----- DATASET ENTRIES -----
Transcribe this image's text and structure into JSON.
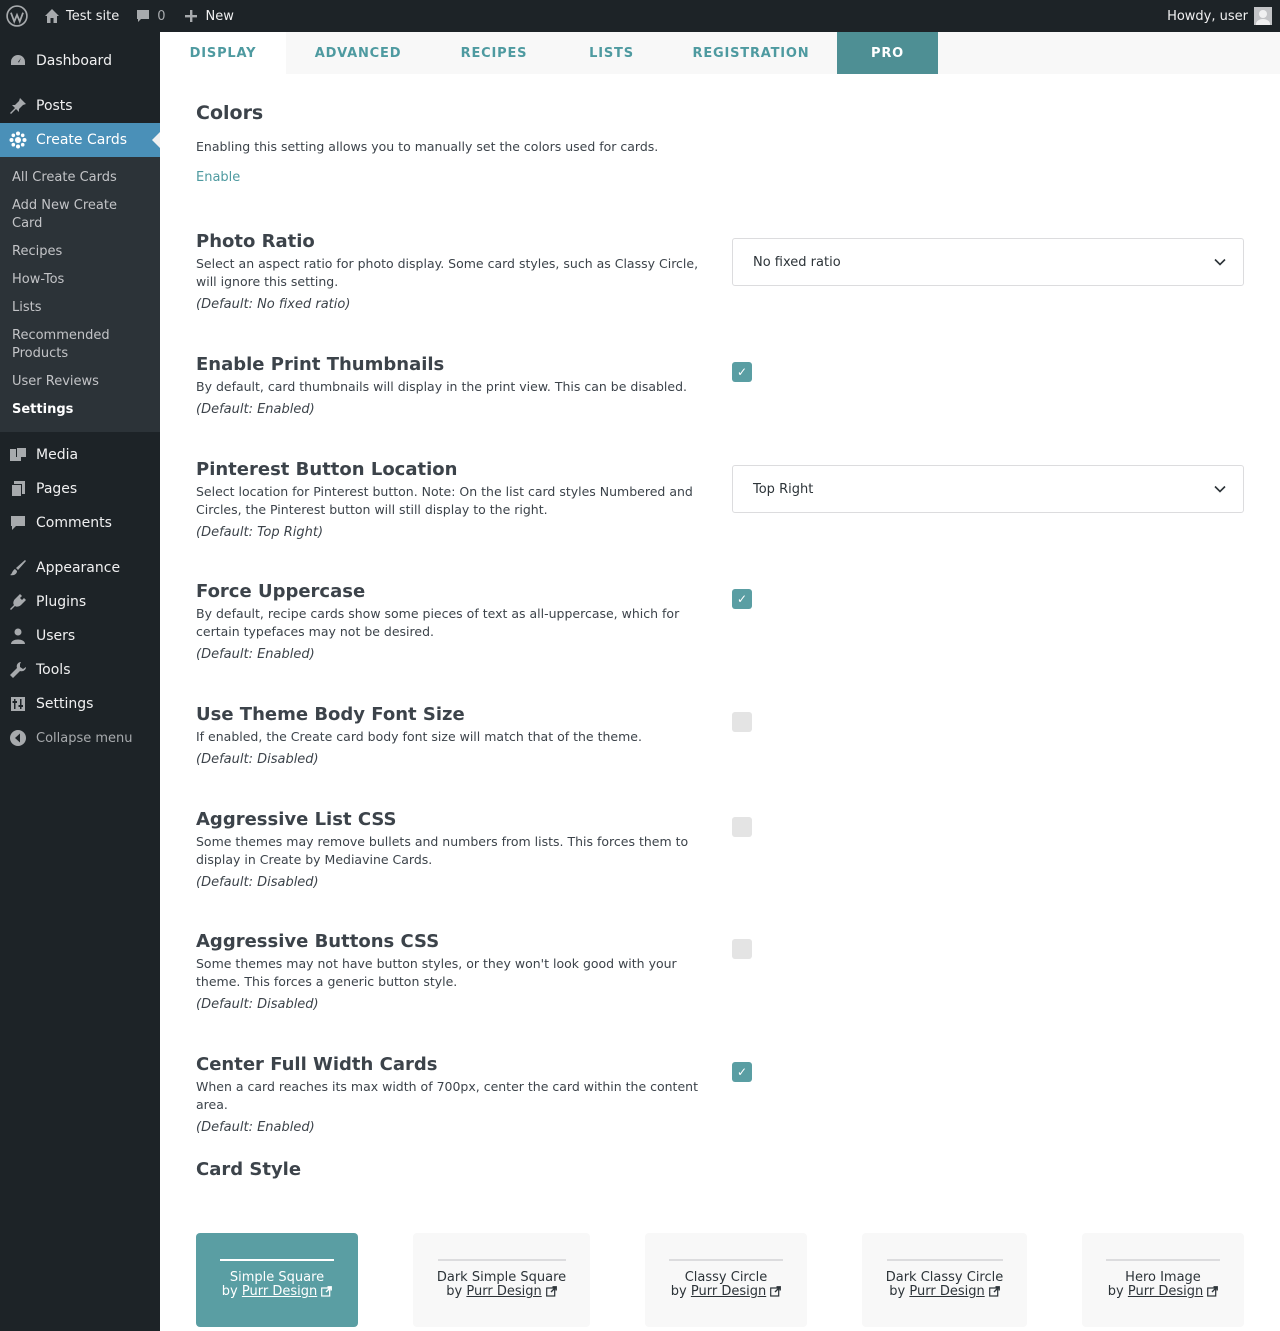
{
  "adminbar": {
    "site_name": "Test site",
    "comments_count": "0",
    "new_label": "New",
    "howdy": "Howdy, user"
  },
  "sidebar": {
    "dashboard": "Dashboard",
    "posts": "Posts",
    "create_cards": "Create Cards",
    "submenu": [
      "All Create Cards",
      "Add New Create Card",
      "Recipes",
      "How-Tos",
      "Lists",
      "Recommended Products",
      "User Reviews",
      "Settings"
    ],
    "media": "Media",
    "pages": "Pages",
    "comments": "Comments",
    "appearance": "Appearance",
    "plugins": "Plugins",
    "users": "Users",
    "tools": "Tools",
    "settings": "Settings",
    "collapse": "Collapse menu"
  },
  "tabs": [
    "DISPLAY",
    "ADVANCED",
    "RECIPES",
    "LISTS",
    "REGISTRATION",
    "PRO"
  ],
  "colors": {
    "title": "Colors",
    "description": "Enabling this setting allows you to manually set the colors used for cards.",
    "enable_link": "Enable"
  },
  "settings": [
    {
      "title": "Photo Ratio",
      "description": "Select an aspect ratio for photo display. Some card styles, such as Classy Circle, will ignore this setting.",
      "default": "(Default: No fixed ratio)",
      "type": "select",
      "value": "No fixed ratio"
    },
    {
      "title": "Enable Print Thumbnails",
      "description": "By default, card thumbnails will display in the print view. This can be disabled.",
      "default": "(Default: Enabled)",
      "type": "checkbox",
      "checked": true
    },
    {
      "title": "Pinterest Button Location",
      "description": "Select location for Pinterest button. Note: On the list card styles Numbered and Circles, the Pinterest button will still display to the right.",
      "default": "(Default: Top Right)",
      "type": "select",
      "value": "Top Right"
    },
    {
      "title": "Force Uppercase",
      "description": "By default, recipe cards show some pieces of text as all-uppercase, which for certain typefaces may not be desired.",
      "default": "(Default: Enabled)",
      "type": "checkbox",
      "checked": true
    },
    {
      "title": "Use Theme Body Font Size",
      "description": "If enabled, the Create card body font size will match that of the theme.",
      "default": "(Default: Disabled)",
      "type": "checkbox",
      "checked": false
    },
    {
      "title": "Aggressive List CSS",
      "description": "Some themes may remove bullets and numbers from lists. This forces them to display in Create by Mediavine Cards.",
      "default": "(Default: Disabled)",
      "type": "checkbox",
      "checked": false
    },
    {
      "title": "Aggressive Buttons CSS",
      "description": "Some themes may not have button styles, or they won't look good with your theme. This forces a generic button style.",
      "default": "(Default: Disabled)",
      "type": "checkbox",
      "checked": false
    },
    {
      "title": "Center Full Width Cards",
      "description": "When a card reaches its max width of 700px, center the card within the content area.",
      "default": "(Default: Enabled)",
      "type": "checkbox",
      "checked": true
    }
  ],
  "card_style": {
    "title": "Card Style",
    "by_label": "by",
    "designer": "Purr Design",
    "styles": [
      "Simple Square",
      "Dark Simple Square",
      "Classy Circle",
      "Dark Classy Circle",
      "Hero Image"
    ],
    "selected": "Simple Square"
  },
  "check_glyph": "✓",
  "accent_color": "#5a9ea3"
}
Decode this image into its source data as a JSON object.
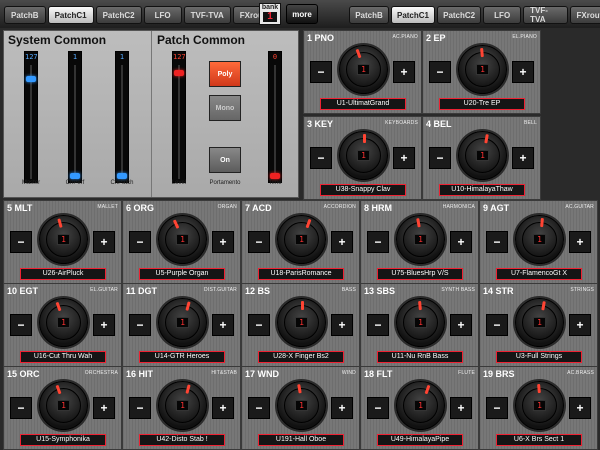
{
  "tabs_left": [
    {
      "label": "PatchB",
      "active": false
    },
    {
      "label": "PatchC1",
      "active": true
    },
    {
      "label": "PatchC2",
      "active": false
    },
    {
      "label": "LFO",
      "active": false
    },
    {
      "label": "TVF-TVA",
      "active": false
    },
    {
      "label": "FXroute",
      "active": false
    }
  ],
  "tabs_right": [
    {
      "label": "PatchB",
      "active": false
    },
    {
      "label": "PatchC1",
      "active": true
    },
    {
      "label": "PatchC2",
      "active": false
    },
    {
      "label": "LFO",
      "active": false
    },
    {
      "label": "TVF-TVA",
      "active": false
    },
    {
      "label": "FXroute",
      "active": false
    }
  ],
  "bank": {
    "label": "bank",
    "value": "1"
  },
  "more_label": "more",
  "system_common": {
    "title": "System Common",
    "faders": [
      {
        "label": "Master",
        "value": "127",
        "level": 0.9
      },
      {
        "label": "ChPerf",
        "value": "1",
        "level": 0.0
      },
      {
        "label": "ChPatch",
        "value": "1",
        "level": 0.0
      }
    ]
  },
  "patch_common": {
    "title": "Patch Common",
    "level": {
      "label": "Level",
      "value": "127",
      "level": 0.95
    },
    "time": {
      "label": "Time",
      "value": "0",
      "level": 0.0
    },
    "poly_label": "Poly",
    "mono_label": "Mono",
    "on_label": "On",
    "portamento_label": "Portamento"
  },
  "parts": [
    {
      "title": "1 PNO",
      "type": "AC.PIANO",
      "patch": "U1-UltimatGrand",
      "digit": "1"
    },
    {
      "title": "2 EP",
      "type": "EL.PIANO",
      "patch": "U20-Tre EP",
      "digit": "1"
    },
    {
      "title": "3 KEY",
      "type": "KEYBOARDS",
      "patch": "U38-Snappy Clav",
      "digit": "1"
    },
    {
      "title": "4 BEL",
      "type": "BELL",
      "patch": "U10-HimalayaThaw",
      "digit": "1"
    },
    {
      "title": "5 MLT",
      "type": "MALLET",
      "patch": "U26-AirPluck",
      "digit": "1"
    },
    {
      "title": "6 ORG",
      "type": "ORGAN",
      "patch": "U5-Purple Organ",
      "digit": "1"
    },
    {
      "title": "7 ACD",
      "type": "ACCORDION",
      "patch": "U18-ParisRomance",
      "digit": "1"
    },
    {
      "title": "8 HRM",
      "type": "HARMONICA",
      "patch": "U75-BluesHrp V/S",
      "digit": "1"
    },
    {
      "title": "9 AGT",
      "type": "AC.GUITAR",
      "patch": "U7-FlamencoGt X",
      "digit": "1"
    },
    {
      "title": "10 EGT",
      "type": "EL.GUITAR",
      "patch": "U16-Cut Thru Wah",
      "digit": "1"
    },
    {
      "title": "11 DGT",
      "type": "DIST.GUITAR",
      "patch": "U14-GTR Heroes",
      "digit": "1"
    },
    {
      "title": "12 BS",
      "type": "BASS",
      "patch": "U28-X Finger Bs2",
      "digit": "1"
    },
    {
      "title": "13 SBS",
      "type": "SYNTH BASS",
      "patch": "U11-Nu RnB Bass",
      "digit": "1"
    },
    {
      "title": "14 STR",
      "type": "STRINGS",
      "patch": "U3-Full Strings",
      "digit": "1"
    },
    {
      "title": "15 ORC",
      "type": "ORCHESTRA",
      "patch": "U15-Symphonika",
      "digit": "1"
    },
    {
      "title": "16 HIT",
      "type": "HIT&STAB",
      "patch": "U42-Disto Stab !",
      "digit": "1"
    },
    {
      "title": "17 WND",
      "type": "WIND",
      "patch": "U191-Hall Oboe",
      "digit": "1"
    },
    {
      "title": "18 FLT",
      "type": "FLUTE",
      "patch": "U49-HimalayaPipe",
      "digit": "1"
    },
    {
      "title": "19 BRS",
      "type": "AC.BRASS",
      "patch": "U6-X Brs Sect 1",
      "digit": "1"
    }
  ],
  "colors": {
    "accent_red": "#ee2233",
    "active_blue": "#3399ff",
    "poly_orange": "#ff6a3a"
  },
  "icons": {
    "minus": "minus-icon",
    "plus": "plus-icon"
  }
}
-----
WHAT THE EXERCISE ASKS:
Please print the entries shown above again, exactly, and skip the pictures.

SOLUTION FOR THIS PROBLEM:
Transcribe this image's text and structure into JSON.
{
  "adminbar": {
    "site_name": "Test site",
    "comments_count": "0",
    "new_label": "New",
    "howdy": "Howdy, user"
  },
  "sidebar": {
    "dashboard": "Dashboard",
    "posts": "Posts",
    "create_cards": "Create Cards",
    "submenu": [
      "All Create Cards",
      "Add New Create Card",
      "Recipes",
      "How-Tos",
      "Lists",
      "Recommended Products",
      "User Reviews",
      "Settings"
    ],
    "media": "Media",
    "pages": "Pages",
    "comments": "Comments",
    "appearance": "Appearance",
    "plugins": "Plugins",
    "users": "Users",
    "tools": "Tools",
    "settings": "Settings",
    "collapse": "Collapse menu"
  },
  "tabs": [
    "DISPLAY",
    "ADVANCED",
    "RECIPES",
    "LISTS",
    "REGISTRATION",
    "PRO"
  ],
  "colors": {
    "title": "Colors",
    "description": "Enabling this setting allows you to manually set the colors used for cards.",
    "enable_link": "Enable"
  },
  "settings": [
    {
      "title": "Photo Ratio",
      "description": "Select an aspect ratio for photo display. Some card styles, such as Classy Circle, will ignore this setting.",
      "default": "(Default: No fixed ratio)",
      "type": "select",
      "value": "No fixed ratio"
    },
    {
      "title": "Enable Print Thumbnails",
      "description": "By default, card thumbnails will display in the print view. This can be disabled.",
      "default": "(Default: Enabled)",
      "type": "checkbox",
      "checked": true
    },
    {
      "title": "Pinterest Button Location",
      "description": "Select location for Pinterest button. Note: On the list card styles Numbered and Circles, the Pinterest button will still display to the right.",
      "default": "(Default: Top Right)",
      "type": "select",
      "value": "Top Right"
    },
    {
      "title": "Force Uppercase",
      "description": "By default, recipe cards show some pieces of text as all-uppercase, which for certain typefaces may not be desired.",
      "default": "(Default: Enabled)",
      "type": "checkbox",
      "checked": true
    },
    {
      "title": "Use Theme Body Font Size",
      "description": "If enabled, the Create card body font size will match that of the theme.",
      "default": "(Default: Disabled)",
      "type": "checkbox",
      "checked": false
    },
    {
      "title": "Aggressive List CSS",
      "description": "Some themes may remove bullets and numbers from lists. This forces them to display in Create by Mediavine Cards.",
      "default": "(Default: Disabled)",
      "type": "checkbox",
      "checked": false
    },
    {
      "title": "Aggressive Buttons CSS",
      "description": "Some themes may not have button styles, or they won't look good with your theme. This forces a generic button style.",
      "default": "(Default: Disabled)",
      "type": "checkbox",
      "checked": false
    },
    {
      "title": "Center Full Width Cards",
      "description": "When a card reaches its max width of 700px, center the card within the content area.",
      "default": "(Default: Enabled)",
      "type": "checkbox",
      "checked": true
    }
  ],
  "card_style": {
    "title": "Card Style",
    "by_label": "by",
    "designer": "Purr Design",
    "styles": [
      "Simple Square",
      "Dark Simple Square",
      "Classy Circle",
      "Dark Classy Circle",
      "Hero Image"
    ],
    "selected": "Simple Square"
  },
  "check_glyph": "✓",
  "accent_color": "#5a9ea3"
}
Decode this image into its source data as a JSON object.
{
  "tabs_left": [
    {
      "label": "PatchB",
      "active": false
    },
    {
      "label": "PatchC1",
      "active": true
    },
    {
      "label": "PatchC2",
      "active": false
    },
    {
      "label": "LFO",
      "active": false
    },
    {
      "label": "TVF-TVA",
      "active": false
    },
    {
      "label": "FXroute",
      "active": false
    }
  ],
  "tabs_right": [
    {
      "label": "PatchB",
      "active": false
    },
    {
      "label": "PatchC1",
      "active": true
    },
    {
      "label": "PatchC2",
      "active": false
    },
    {
      "label": "LFO",
      "active": false
    },
    {
      "label": "TVF-TVA",
      "active": false
    },
    {
      "label": "FXroute",
      "active": false
    }
  ],
  "bank": {
    "label": "bank",
    "value": "1"
  },
  "more_label": "more",
  "system_common": {
    "title": "System Common",
    "faders": [
      {
        "label": "Master",
        "value": "127",
        "level": 0.9
      },
      {
        "label": "ChPerf",
        "value": "1",
        "level": 0.0
      },
      {
        "label": "ChPatch",
        "value": "1",
        "level": 0.0
      }
    ]
  },
  "patch_common": {
    "title": "Patch Common",
    "level": {
      "label": "Level",
      "value": "127",
      "level": 0.95
    },
    "time": {
      "label": "Time",
      "value": "0",
      "level": 0.0
    },
    "poly_label": "Poly",
    "mono_label": "Mono",
    "on_label": "On",
    "portamento_label": "Portamento"
  },
  "parts": [
    {
      "title": "1 PNO",
      "type": "AC.PIANO",
      "patch": "U1-UltimatGrand",
      "digit": "1"
    },
    {
      "title": "2 EP",
      "type": "EL.PIANO",
      "patch": "U20-Tre EP",
      "digit": "1"
    },
    {
      "title": "3 KEY",
      "type": "KEYBOARDS",
      "patch": "U38-Snappy Clav",
      "digit": "1"
    },
    {
      "title": "4 BEL",
      "type": "BELL",
      "patch": "U10-HimalayaThaw",
      "digit": "1"
    },
    {
      "title": "5 MLT",
      "type": "MALLET",
      "patch": "U26-AirPluck",
      "digit": "1"
    },
    {
      "title": "6 ORG",
      "type": "ORGAN",
      "patch": "U5-Purple Organ",
      "digit": "1"
    },
    {
      "title": "7 ACD",
      "type": "ACCORDION",
      "patch": "U18-ParisRomance",
      "digit": "1"
    },
    {
      "title": "8 HRM",
      "type": "HARMONICA",
      "patch": "U75-BluesHrp V/S",
      "digit": "1"
    },
    {
      "title": "9 AGT",
      "type": "AC.GUITAR",
      "patch": "U7-FlamencoGt X",
      "digit": "1"
    },
    {
      "title": "10 EGT",
      "type": "EL.GUITAR",
      "patch": "U16-Cut Thru Wah",
      "digit": "1"
    },
    {
      "title": "11 DGT",
      "type": "DIST.GUITAR",
      "patch": "U14-GTR Heroes",
      "digit": "1"
    },
    {
      "title": "12 BS",
      "type": "BASS",
      "patch": "U28-X Finger Bs2",
      "digit": "1"
    },
    {
      "title": "13 SBS",
      "type": "SYNTH BASS",
      "patch": "U11-Nu RnB Bass",
      "digit": "1"
    },
    {
      "title": "14 STR",
      "type": "STRINGS",
      "patch": "U3-Full Strings",
      "digit": "1"
    },
    {
      "title": "15 ORC",
      "type": "ORCHESTRA",
      "patch": "U15-Symphonika",
      "digit": "1"
    },
    {
      "title": "16 HIT",
      "type": "HIT&STAB",
      "patch": "U42-Disto Stab !",
      "digit": "1"
    },
    {
      "title": "17 WND",
      "type": "WIND",
      "patch": "U191-Hall Oboe",
      "digit": "1"
    },
    {
      "title": "18 FLT",
      "type": "FLUTE",
      "patch": "U49-HimalayaPipe",
      "digit": "1"
    },
    {
      "title": "19 BRS",
      "type": "AC.BRASS",
      "patch": "U6-X Brs Sect 1",
      "digit": "1"
    }
  ],
  "colors": {
    "accent_red": "#ee2233",
    "active_blue": "#3399ff",
    "poly_orange": "#ff6a3a"
  },
  "icons": {
    "minus": "minus-icon",
    "plus": "plus-icon"
  }
}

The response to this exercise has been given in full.